■ Required work
Filter the records down to the lines that hold the word "minutes", and copy each of those lines.

Working data section start

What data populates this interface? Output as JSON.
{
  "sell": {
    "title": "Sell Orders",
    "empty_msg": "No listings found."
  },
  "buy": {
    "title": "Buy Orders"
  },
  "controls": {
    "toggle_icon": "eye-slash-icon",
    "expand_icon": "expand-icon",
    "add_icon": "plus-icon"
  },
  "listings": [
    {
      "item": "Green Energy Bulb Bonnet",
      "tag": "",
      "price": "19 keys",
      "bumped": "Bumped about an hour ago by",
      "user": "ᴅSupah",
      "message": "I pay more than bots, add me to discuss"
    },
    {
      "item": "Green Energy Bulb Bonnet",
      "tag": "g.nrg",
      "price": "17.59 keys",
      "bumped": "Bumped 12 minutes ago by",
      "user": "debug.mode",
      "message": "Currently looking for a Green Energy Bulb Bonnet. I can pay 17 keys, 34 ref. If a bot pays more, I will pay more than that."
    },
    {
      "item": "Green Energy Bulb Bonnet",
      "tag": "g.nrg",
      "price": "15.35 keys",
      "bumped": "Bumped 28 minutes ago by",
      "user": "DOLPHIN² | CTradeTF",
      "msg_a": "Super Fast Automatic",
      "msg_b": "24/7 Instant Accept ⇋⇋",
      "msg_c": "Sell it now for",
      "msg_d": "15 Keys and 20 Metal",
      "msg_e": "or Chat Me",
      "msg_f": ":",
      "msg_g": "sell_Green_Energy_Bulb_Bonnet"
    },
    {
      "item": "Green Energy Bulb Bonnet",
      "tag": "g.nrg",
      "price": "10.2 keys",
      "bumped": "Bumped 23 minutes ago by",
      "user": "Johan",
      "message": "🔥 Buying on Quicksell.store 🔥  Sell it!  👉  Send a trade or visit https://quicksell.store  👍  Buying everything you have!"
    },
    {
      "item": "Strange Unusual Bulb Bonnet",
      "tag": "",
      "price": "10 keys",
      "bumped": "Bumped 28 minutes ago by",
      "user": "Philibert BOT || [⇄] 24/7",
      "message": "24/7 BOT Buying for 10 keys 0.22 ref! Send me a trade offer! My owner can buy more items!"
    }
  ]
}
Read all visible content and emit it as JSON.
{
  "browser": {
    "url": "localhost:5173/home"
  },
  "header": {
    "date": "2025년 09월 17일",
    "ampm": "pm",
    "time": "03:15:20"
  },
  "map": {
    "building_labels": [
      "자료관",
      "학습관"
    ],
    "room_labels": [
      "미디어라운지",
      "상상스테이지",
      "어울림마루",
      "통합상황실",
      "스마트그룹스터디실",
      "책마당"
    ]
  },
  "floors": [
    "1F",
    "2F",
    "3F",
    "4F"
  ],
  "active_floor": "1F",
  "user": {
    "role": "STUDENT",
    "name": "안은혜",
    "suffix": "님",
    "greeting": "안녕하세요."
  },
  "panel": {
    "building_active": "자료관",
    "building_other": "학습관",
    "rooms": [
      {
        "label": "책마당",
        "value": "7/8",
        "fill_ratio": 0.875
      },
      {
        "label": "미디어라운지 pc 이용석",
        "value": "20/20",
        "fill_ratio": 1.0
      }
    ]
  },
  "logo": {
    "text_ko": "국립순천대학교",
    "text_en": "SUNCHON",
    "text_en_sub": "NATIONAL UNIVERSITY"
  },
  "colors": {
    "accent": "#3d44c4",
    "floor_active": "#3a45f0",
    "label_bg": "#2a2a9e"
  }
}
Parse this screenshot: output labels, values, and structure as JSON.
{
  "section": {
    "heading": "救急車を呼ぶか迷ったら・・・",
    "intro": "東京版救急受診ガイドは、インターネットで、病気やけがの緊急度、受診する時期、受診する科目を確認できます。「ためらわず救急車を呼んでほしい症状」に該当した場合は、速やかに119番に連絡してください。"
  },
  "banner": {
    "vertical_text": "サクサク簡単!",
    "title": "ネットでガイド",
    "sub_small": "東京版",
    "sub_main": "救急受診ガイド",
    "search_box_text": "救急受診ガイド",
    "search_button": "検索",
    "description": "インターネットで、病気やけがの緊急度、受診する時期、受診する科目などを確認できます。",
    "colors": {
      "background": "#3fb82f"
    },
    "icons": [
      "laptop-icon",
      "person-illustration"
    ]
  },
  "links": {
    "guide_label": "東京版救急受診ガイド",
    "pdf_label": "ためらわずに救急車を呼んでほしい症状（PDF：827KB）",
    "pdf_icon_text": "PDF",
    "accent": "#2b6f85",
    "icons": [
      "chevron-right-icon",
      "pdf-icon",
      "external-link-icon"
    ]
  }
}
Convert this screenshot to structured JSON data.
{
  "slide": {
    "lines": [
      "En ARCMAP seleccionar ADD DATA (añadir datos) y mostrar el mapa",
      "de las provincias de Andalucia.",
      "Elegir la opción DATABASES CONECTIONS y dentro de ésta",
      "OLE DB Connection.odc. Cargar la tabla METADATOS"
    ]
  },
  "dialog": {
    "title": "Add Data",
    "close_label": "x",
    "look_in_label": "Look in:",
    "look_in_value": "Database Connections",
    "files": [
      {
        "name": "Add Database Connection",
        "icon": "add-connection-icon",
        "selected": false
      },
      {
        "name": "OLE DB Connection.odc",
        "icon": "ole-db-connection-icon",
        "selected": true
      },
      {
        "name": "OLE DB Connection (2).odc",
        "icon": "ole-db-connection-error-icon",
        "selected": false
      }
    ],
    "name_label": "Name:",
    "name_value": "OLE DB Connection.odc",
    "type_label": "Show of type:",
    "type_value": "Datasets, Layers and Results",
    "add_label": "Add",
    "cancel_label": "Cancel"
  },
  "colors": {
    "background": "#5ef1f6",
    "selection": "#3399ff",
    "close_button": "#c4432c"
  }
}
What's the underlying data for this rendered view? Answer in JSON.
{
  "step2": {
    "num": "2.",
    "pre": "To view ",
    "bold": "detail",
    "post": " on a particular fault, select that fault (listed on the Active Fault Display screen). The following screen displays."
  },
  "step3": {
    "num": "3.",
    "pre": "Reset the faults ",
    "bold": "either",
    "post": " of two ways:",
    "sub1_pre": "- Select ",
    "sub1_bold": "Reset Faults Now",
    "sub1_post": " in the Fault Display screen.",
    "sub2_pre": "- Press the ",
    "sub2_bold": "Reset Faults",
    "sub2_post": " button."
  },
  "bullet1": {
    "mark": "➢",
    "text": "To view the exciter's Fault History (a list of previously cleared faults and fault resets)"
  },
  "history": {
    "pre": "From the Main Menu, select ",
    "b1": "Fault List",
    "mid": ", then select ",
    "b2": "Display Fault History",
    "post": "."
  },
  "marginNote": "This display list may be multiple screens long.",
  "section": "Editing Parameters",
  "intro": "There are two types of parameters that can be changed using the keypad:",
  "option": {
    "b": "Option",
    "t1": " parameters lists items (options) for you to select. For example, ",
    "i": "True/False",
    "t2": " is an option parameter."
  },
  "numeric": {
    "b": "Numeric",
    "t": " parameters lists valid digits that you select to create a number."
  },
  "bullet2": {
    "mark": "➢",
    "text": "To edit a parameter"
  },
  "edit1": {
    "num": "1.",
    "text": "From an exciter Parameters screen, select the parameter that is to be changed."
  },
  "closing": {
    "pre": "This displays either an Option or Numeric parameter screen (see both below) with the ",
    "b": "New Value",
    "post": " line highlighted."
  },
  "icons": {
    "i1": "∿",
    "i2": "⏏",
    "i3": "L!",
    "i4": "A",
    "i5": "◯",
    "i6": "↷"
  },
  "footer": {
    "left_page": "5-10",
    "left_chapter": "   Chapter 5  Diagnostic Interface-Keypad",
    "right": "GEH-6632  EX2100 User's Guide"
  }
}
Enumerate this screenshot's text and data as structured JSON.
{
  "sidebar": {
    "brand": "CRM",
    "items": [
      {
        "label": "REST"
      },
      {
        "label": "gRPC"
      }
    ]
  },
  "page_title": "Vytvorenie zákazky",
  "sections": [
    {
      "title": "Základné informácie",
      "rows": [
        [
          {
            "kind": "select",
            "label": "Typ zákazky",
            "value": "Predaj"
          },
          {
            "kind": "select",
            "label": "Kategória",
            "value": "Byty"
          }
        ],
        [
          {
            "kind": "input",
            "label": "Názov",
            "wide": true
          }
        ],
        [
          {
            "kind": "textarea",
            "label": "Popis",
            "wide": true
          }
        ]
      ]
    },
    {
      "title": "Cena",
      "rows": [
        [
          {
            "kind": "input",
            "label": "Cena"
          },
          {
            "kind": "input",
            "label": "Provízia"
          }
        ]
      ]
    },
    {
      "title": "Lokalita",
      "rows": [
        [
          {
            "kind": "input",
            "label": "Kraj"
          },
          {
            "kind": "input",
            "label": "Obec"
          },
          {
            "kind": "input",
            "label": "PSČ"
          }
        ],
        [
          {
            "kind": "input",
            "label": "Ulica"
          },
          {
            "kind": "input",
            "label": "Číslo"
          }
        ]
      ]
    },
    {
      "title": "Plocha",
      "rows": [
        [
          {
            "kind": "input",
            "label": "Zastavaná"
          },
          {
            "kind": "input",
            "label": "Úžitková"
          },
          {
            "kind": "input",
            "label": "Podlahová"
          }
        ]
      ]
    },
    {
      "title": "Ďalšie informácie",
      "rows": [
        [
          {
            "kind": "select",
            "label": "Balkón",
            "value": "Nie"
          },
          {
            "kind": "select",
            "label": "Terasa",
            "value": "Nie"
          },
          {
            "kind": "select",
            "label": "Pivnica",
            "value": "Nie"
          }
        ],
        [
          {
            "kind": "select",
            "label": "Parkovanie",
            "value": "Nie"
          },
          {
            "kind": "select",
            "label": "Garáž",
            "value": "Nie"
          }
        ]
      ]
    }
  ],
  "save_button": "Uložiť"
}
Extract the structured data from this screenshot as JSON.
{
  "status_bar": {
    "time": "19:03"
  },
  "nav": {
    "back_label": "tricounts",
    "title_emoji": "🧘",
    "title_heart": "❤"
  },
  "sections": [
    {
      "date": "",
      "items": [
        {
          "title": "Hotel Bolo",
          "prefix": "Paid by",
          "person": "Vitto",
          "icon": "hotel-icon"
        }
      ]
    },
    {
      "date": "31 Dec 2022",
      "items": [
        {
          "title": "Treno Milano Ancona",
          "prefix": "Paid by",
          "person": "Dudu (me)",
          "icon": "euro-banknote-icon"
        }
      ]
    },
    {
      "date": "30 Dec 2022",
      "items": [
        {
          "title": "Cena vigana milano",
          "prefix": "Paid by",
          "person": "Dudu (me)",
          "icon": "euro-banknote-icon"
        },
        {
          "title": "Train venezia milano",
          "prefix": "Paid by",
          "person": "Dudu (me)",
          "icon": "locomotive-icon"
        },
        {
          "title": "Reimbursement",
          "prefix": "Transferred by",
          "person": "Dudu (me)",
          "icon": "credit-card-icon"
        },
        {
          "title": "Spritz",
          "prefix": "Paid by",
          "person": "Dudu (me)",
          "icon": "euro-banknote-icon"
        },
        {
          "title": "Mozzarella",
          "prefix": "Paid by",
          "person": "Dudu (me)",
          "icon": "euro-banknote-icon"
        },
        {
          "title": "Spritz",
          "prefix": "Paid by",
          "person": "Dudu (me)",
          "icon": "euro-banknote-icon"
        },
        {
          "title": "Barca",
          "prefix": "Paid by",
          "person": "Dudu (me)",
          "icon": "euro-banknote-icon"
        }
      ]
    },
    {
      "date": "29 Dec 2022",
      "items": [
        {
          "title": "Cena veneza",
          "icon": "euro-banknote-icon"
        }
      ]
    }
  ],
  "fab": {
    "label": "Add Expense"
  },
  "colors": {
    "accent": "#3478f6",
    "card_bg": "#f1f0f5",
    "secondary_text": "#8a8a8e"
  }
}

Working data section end

■ Output
      "bumped": "Bumped 12 minutes ago by",
      "bumped": "Bumped 28 minutes ago by",
      "bumped": "Bumped 23 minutes ago by",
      "bumped": "Bumped 28 minutes ago by",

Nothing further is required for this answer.